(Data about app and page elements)
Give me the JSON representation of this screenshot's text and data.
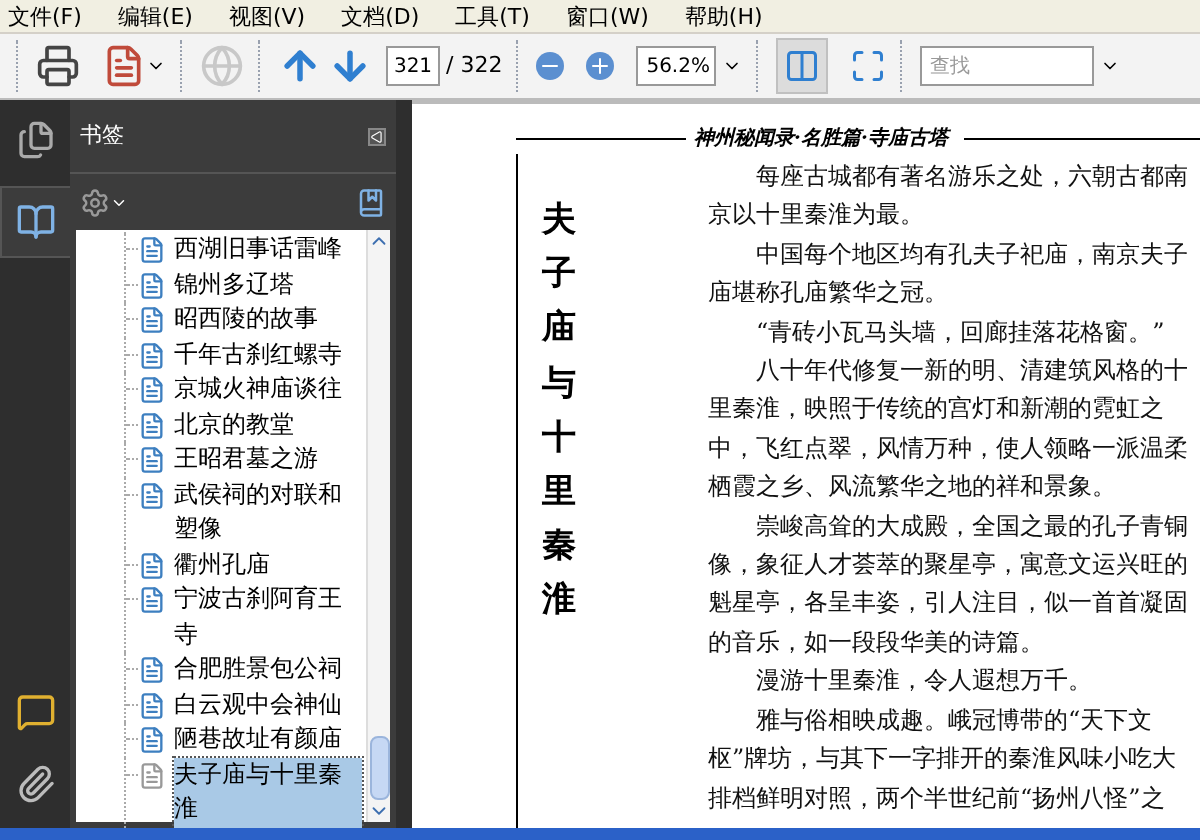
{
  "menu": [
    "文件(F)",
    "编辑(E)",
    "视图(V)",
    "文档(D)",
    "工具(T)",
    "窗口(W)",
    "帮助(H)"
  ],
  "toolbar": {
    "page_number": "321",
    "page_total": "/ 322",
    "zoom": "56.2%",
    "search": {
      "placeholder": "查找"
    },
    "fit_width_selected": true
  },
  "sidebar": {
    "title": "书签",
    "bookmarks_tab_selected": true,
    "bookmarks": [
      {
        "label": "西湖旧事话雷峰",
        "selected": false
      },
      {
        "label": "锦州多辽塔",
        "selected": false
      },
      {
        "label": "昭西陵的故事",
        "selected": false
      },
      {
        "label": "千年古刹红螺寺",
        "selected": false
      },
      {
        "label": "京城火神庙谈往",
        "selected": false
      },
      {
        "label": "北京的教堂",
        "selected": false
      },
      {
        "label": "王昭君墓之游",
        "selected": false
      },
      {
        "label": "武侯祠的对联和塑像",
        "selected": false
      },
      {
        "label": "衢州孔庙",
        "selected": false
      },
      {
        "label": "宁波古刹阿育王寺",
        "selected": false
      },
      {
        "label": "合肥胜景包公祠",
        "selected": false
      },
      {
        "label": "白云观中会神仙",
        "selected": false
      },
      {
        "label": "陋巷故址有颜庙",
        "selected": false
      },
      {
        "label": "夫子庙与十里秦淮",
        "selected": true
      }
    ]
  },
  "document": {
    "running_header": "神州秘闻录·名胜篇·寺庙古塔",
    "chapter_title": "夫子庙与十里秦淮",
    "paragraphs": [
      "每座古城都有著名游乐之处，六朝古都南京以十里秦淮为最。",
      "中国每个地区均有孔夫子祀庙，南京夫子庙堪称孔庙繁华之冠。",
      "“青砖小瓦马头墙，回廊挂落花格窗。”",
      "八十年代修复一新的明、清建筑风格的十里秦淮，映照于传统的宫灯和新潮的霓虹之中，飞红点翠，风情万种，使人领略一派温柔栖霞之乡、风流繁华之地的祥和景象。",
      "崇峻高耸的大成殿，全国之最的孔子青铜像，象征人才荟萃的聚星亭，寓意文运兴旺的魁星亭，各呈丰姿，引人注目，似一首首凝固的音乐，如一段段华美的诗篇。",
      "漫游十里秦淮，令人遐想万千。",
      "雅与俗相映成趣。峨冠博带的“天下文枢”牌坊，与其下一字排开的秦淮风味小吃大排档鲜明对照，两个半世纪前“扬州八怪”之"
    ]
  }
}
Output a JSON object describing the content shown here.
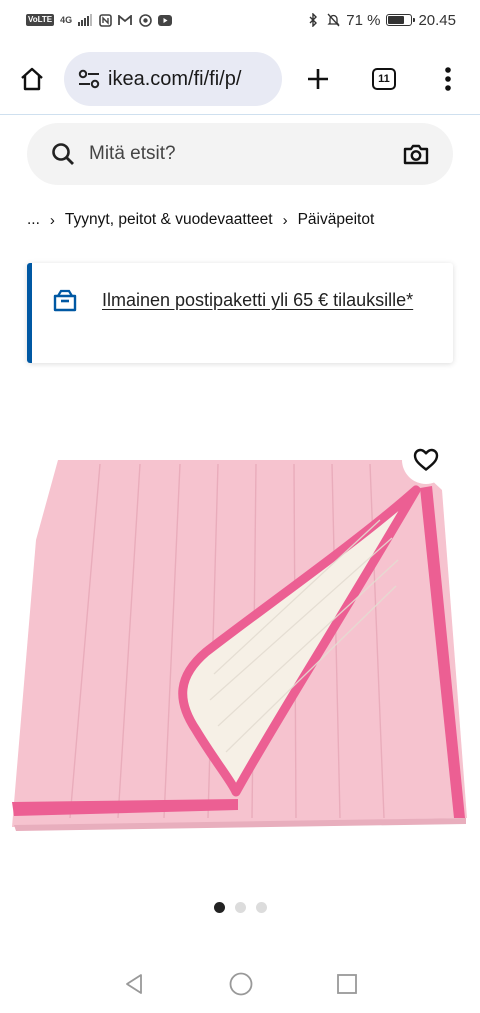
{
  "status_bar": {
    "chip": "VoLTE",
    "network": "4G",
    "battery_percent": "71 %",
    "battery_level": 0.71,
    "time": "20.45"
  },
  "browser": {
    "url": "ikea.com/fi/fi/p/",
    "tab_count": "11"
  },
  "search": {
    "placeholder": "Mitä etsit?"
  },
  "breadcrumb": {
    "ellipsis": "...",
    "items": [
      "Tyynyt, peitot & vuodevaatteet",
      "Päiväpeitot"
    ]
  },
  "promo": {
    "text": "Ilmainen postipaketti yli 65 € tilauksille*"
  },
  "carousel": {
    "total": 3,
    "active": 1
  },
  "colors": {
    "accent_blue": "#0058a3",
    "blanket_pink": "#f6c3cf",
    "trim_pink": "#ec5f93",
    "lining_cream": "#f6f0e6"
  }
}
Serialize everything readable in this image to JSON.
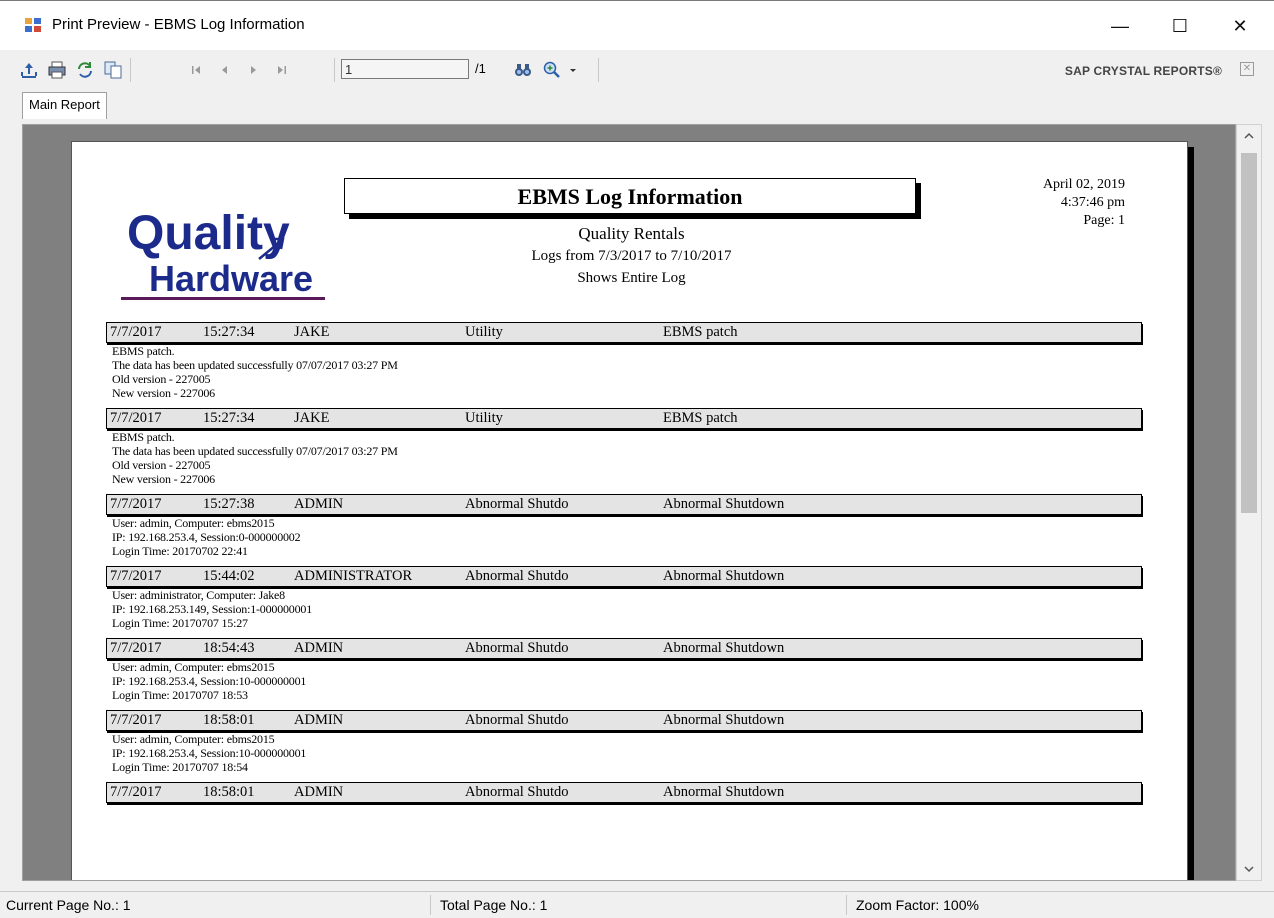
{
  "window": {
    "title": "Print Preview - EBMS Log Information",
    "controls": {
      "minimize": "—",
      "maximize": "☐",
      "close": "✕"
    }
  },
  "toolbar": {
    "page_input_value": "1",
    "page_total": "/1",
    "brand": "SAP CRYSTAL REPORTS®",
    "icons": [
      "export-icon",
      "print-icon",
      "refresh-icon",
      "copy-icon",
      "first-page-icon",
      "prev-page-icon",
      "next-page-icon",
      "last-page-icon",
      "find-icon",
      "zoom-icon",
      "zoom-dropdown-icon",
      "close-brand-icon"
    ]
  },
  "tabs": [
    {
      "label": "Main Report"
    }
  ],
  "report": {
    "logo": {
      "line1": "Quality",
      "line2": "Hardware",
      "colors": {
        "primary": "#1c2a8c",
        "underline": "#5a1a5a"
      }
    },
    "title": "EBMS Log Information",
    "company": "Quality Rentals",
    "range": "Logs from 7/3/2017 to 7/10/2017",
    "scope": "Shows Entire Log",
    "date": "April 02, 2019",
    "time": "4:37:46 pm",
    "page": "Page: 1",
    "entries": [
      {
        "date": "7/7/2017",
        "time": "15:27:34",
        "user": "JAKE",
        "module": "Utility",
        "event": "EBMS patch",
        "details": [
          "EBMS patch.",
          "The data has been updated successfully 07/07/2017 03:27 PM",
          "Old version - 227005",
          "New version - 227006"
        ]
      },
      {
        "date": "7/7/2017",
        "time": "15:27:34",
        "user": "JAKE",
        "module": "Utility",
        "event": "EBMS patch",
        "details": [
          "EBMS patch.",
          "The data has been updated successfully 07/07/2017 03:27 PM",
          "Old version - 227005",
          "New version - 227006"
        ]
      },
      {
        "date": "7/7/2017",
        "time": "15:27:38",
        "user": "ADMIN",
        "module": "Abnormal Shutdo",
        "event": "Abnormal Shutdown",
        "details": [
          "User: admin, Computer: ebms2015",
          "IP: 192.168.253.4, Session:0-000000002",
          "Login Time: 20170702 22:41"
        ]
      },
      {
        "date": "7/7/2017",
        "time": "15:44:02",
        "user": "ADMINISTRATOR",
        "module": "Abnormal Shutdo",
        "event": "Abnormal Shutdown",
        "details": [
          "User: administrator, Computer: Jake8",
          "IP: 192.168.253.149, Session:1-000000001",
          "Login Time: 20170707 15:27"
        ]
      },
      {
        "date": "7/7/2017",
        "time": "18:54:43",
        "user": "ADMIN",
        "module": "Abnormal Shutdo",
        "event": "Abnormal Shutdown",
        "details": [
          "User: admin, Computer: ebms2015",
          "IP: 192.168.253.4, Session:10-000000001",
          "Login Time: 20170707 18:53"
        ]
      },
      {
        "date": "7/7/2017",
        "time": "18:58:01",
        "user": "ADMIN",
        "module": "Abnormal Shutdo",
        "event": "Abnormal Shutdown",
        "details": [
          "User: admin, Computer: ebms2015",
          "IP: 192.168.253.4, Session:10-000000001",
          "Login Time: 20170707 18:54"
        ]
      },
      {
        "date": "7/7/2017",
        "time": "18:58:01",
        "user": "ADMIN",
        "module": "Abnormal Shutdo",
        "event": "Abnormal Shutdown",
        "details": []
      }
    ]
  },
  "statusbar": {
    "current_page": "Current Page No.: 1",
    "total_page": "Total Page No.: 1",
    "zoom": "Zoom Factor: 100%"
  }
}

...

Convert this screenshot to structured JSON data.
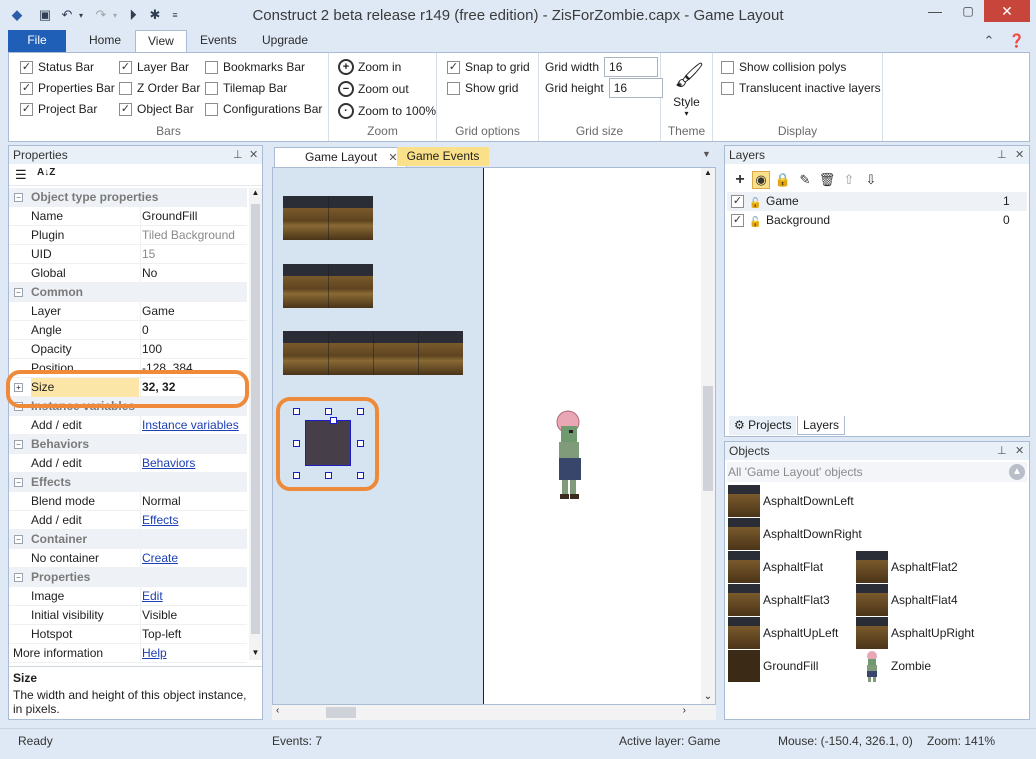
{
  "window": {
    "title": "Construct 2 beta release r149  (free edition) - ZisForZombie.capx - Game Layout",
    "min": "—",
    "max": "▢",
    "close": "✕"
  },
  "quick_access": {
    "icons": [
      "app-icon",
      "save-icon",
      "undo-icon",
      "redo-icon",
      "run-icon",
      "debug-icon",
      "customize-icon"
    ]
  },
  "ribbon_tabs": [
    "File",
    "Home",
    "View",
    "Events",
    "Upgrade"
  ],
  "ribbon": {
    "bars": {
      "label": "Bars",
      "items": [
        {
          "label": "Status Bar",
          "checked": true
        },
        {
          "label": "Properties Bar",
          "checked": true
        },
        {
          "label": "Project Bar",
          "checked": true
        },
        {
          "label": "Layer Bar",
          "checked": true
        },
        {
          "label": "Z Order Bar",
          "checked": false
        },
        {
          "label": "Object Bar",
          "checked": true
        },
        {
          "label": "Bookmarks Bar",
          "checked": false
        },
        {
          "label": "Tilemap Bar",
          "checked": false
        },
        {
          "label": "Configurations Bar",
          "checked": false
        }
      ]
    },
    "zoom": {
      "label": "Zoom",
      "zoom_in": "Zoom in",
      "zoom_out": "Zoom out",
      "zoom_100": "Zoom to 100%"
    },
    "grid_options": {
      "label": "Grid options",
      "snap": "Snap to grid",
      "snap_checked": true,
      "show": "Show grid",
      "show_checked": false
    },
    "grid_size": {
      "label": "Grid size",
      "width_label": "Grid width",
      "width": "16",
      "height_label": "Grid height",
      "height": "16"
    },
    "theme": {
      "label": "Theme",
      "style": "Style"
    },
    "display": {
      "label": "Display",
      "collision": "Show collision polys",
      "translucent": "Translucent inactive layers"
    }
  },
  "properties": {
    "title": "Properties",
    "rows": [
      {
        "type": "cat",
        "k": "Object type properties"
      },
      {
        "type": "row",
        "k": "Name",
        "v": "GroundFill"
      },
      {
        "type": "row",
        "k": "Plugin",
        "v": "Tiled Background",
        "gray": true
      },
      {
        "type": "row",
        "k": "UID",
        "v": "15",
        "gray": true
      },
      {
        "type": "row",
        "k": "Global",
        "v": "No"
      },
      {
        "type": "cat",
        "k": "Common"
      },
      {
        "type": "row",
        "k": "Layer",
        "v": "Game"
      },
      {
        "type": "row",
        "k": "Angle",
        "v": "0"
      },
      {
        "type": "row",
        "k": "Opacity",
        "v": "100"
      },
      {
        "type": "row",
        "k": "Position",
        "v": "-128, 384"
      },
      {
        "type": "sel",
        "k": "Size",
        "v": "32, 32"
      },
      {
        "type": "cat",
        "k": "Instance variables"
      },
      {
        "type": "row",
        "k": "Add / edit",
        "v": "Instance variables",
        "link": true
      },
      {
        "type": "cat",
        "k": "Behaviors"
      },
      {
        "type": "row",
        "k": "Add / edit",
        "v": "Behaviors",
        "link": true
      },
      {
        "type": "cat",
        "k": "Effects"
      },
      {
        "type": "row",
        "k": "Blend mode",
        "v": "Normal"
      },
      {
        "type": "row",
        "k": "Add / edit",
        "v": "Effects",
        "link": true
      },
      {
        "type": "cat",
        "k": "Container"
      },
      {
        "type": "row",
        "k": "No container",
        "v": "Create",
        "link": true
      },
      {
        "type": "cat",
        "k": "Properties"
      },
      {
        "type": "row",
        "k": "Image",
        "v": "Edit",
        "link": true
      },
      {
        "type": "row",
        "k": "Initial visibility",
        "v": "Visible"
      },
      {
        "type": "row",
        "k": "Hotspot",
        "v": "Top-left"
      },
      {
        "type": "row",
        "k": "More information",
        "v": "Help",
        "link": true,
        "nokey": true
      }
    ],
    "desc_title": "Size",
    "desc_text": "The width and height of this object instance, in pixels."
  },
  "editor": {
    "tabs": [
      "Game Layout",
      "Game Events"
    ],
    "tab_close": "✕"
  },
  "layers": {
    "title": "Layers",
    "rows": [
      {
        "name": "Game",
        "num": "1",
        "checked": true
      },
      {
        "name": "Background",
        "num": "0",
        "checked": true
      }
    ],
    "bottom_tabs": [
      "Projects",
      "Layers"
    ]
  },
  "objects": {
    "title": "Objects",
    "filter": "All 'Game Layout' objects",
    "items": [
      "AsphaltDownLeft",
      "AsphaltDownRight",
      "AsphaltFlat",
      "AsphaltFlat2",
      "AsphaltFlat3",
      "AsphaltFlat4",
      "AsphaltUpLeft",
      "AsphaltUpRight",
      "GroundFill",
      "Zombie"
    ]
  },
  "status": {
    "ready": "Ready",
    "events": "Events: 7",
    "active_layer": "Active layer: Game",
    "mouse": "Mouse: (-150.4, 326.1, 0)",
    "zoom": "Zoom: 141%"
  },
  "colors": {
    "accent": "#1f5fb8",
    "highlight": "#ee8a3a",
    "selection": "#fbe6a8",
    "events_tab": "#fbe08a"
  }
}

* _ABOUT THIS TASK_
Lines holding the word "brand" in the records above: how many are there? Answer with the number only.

* _SOLUTION TO THE EXERCISE_
2